Island communities have developed some of the most effective practices to support the sustainable use of coastal and ocean resources, we just have to take this into account.
In a vast area of ocean with around 30,000 known islands, traditional Pacific navigators have a reputation for saying, “first you choose your destination, then you figure out how to get there.”
The health of our ocean and all who depend on it faces a multitude of threats. If our destination is an ocean that provides nourishment and support for present and future generations, we have a lot of sailing to do, including a major correction to our current course. Indigenous communities know what is needed to preserve our oceans. Islanders have developed some of the most effective practices to support the sustainable use of coastal resources, from fishing techniques, tools and timing, to wise land use practices in watersheds affecting coral reefs and ecosystems. offshore. For example, some fishermen on the island of Yap in the Federated States of Micronesia use kites made from native breadfruit leaves and pandanus thorns to haul their fiberglass fishing lines. coco above the reef. They use shark muscle bands instead of hooks. They can only catch long-nosed needles and avoid other species, so nothing goes to waste. Chiefs in Palau prohibit fishing in reef channels during grouper spawning events (this practice is known as “bul”) to protect these important species when they are most productive and vulnerable. Palauans also protect mangrove forests and use taro fields to protect coastal coral reef ecosystems from damage from land runoff and sedimentation.
However, these traditional tenure systems did not have to solve the current problems. The ocean is suffering from the push-pull of too many toxic substances being introduced into it and too many valuable resources being extracted at levels that compromise the health and longevity of marine ecosystems.
Human-made pollution sources and pesticide use, microplastics, mercury accumulating in tuna, large-scale toxic sewage discharges, oil spills, industrial overfishing, illegal fishing, as well as global climate change all contribute to the destruction of the ocean.
While problems seem daunting, solutions do exist. Each of us can make decisions about the products we buy, such as avoiding single-use plastics and personal care products containing microbeads and researching the foods we eat.
Several mobile phone apps such as Seafood Watch help consumers determine if their fish is caught or farmed responsibly. Consumers can also pressure companies to reduce the use of products like glyphosate (the active ingredient in Roundup, commonly used in the US), which isn’t just used to kill weeds. , but also for drying oats.
All of these examples work, but effectiveness comes down to scale, consistency, broad engagement, and access to reliable information. Understanding the psychology of sustainability and effective climate change communication is key to changing behaviors at large scales.
If each person influences ten others to bring about significant change, there is hope, because one person begets ten, which begets 100 and affects 1,000. It is human nature to experience action fatigue and end up making a few gestures while continuing a majority of bad behaviors that are not sustainable. Politicians and decision makers can drive change. But the lack of political will to support ocean sustainability is the result of a combination of insufficiently and poorly communicated information (including from the scientific community), disengagement, voter cynicism and false advertising. of those who can profit financially from inaction.

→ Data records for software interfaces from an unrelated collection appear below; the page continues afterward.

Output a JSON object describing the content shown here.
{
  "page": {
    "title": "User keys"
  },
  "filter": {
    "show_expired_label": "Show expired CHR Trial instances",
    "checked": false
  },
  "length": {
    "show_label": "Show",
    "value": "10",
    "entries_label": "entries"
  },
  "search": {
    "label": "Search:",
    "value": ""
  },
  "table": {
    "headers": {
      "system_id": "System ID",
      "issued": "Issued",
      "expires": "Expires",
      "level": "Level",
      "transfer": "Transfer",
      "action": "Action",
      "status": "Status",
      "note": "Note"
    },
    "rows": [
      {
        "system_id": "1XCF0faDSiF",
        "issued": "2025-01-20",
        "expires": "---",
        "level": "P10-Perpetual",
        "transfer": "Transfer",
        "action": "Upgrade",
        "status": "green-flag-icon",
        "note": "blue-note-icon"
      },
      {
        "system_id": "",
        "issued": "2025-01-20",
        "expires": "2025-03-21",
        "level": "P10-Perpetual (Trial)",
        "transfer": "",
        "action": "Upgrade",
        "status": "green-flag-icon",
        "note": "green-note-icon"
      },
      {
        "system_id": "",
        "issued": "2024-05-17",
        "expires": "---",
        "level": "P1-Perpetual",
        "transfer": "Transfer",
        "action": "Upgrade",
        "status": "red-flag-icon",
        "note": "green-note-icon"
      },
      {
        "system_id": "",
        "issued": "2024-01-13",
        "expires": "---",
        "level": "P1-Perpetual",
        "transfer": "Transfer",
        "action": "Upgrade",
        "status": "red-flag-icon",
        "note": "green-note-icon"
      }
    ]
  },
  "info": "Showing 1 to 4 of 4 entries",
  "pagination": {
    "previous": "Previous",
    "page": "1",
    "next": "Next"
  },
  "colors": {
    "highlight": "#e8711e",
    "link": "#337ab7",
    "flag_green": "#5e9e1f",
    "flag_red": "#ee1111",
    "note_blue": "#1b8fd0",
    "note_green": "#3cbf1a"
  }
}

Global climate change is the greatest threat to the world’s oceans and our entire planet. Substantial effects are already being felt from high sea surface temperatures leading to massive episodes of coral reef bleaching, reduced ocean productivity due to acidification, increased frequency and intensity of storms affecting marine ecosystems, sea level rise damaging coastal areas and migration of deep-sea fish due to warming waters.
Reducing local stressors is one strategy to save time and deal with the impacts of climate change, including using online calculators to track our carbon footprint and adjust accordingly. But there is urgency because atmospheric CO2 levels have already exceeded healthy limits. Reducing greenhouse gases, while still critical, will no longer be enough to protect many ecosystems, and carbon sequestration (the process of capturing and storing carbon dioxide) will need to be considered on a larger scale.
Traditional leaders and stakeholders in the Pacific Islands always view their actions in the context of the legacy they leave for future generations. The longevity of what they leave behind does not match the myopic view of election cycles that guide many politicians. If our precious ocean ecosystems are to be protected for future generations, we need leaders who will act on the abundance of sound science we already have. Time is running out and the worst action is inaction. Our ocean is threatened but not doomed, and the outcome is entirely up to us.
(This story has not been edited by the Devdiscourse team and is auto-generated from a syndicated feed.)